Morphology with Two-Level Rules and Negative Rule Features
SRI INTERNATIONAL MENLO PARK CA ARTIFICIAL INTELLIGENCE CENTER
Pagination or Media Count:

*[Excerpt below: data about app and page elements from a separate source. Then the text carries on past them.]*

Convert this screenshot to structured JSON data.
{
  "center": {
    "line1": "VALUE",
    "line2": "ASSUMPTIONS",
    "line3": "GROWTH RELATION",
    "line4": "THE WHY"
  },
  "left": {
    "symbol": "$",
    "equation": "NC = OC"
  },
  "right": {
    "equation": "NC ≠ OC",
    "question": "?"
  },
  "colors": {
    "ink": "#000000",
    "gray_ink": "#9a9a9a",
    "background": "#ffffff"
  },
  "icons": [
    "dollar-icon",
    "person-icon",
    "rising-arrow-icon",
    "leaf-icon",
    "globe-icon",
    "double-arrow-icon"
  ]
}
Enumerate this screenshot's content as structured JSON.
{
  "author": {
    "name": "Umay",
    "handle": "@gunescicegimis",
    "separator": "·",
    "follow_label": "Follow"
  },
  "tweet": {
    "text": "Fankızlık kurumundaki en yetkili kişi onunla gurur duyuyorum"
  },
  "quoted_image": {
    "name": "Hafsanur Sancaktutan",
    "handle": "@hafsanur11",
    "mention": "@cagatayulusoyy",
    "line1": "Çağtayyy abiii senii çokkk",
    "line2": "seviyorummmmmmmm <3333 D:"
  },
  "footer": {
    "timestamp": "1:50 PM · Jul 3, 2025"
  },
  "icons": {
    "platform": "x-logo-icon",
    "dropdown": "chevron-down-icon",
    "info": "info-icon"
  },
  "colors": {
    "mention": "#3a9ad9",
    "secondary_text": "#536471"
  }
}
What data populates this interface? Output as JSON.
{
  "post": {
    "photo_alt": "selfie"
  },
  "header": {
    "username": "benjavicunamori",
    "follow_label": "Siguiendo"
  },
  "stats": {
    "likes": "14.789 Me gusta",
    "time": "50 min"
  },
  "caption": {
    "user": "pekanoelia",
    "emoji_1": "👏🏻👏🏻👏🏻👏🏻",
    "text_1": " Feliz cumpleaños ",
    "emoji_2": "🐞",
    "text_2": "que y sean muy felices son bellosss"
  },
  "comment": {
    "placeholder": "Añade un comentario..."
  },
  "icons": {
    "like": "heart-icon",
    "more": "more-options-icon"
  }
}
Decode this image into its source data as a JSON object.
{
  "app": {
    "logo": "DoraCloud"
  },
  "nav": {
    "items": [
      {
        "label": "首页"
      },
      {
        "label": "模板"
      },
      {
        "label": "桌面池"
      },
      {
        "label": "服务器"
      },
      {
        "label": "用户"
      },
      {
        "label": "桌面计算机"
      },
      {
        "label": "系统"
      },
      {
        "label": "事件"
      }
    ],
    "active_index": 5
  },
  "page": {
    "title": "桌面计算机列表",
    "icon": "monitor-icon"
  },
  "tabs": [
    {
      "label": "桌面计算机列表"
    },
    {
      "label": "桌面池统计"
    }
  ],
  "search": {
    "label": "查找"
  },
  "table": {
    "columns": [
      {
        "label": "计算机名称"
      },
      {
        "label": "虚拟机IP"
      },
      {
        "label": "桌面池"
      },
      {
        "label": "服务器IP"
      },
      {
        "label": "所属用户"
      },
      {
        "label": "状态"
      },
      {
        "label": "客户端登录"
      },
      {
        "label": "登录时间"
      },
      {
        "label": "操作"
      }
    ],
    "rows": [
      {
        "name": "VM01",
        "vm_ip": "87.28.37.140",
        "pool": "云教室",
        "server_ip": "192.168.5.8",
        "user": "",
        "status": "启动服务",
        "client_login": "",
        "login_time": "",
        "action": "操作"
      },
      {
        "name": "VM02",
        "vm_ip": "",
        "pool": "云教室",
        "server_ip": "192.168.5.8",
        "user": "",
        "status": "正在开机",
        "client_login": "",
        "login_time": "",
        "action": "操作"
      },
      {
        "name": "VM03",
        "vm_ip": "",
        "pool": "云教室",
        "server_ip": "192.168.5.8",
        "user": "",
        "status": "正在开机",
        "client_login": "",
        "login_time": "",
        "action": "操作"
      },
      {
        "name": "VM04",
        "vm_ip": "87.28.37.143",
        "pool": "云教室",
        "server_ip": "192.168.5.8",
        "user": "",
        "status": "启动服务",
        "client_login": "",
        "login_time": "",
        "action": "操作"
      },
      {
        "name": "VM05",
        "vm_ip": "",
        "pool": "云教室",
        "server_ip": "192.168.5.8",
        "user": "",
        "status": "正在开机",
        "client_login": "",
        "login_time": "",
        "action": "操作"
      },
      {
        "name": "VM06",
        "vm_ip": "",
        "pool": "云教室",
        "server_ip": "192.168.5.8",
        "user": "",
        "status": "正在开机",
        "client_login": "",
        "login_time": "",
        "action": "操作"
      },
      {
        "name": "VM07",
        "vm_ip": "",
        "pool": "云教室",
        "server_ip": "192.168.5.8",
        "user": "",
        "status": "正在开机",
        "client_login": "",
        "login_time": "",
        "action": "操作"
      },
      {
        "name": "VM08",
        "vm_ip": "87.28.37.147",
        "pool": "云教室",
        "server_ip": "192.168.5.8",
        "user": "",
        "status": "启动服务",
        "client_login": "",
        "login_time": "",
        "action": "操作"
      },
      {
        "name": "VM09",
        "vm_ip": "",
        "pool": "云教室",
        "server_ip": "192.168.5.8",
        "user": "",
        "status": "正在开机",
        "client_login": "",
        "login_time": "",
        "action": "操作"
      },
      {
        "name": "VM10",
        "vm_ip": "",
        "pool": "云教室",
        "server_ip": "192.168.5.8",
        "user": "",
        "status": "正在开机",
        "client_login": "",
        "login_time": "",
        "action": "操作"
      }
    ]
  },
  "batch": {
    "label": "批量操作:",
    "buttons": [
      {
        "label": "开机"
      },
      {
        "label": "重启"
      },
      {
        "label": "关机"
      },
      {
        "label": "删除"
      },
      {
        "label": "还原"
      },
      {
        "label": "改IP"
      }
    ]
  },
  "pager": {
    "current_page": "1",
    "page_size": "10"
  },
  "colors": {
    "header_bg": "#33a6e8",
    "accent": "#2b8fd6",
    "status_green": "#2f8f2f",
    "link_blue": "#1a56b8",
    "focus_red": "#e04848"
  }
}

Two-level phonology, as currently practiced, has two severe limitations. One is that phonological generalizations are generally expressed in terms of transition tables of finite-state automata, and these tables are cumbersome to develop and refine. The other is that lexical idiosyncrasy is encoded by introducing arbitrary diacritics into the spelling of a morpheme. This paper explains how phonological rules may be employed instead of transition tables and describes a more elegant way of expressing phonological irregularity than with arbitrary diacritics, making use of the fact that generalizations are expressed with rules instead of automata.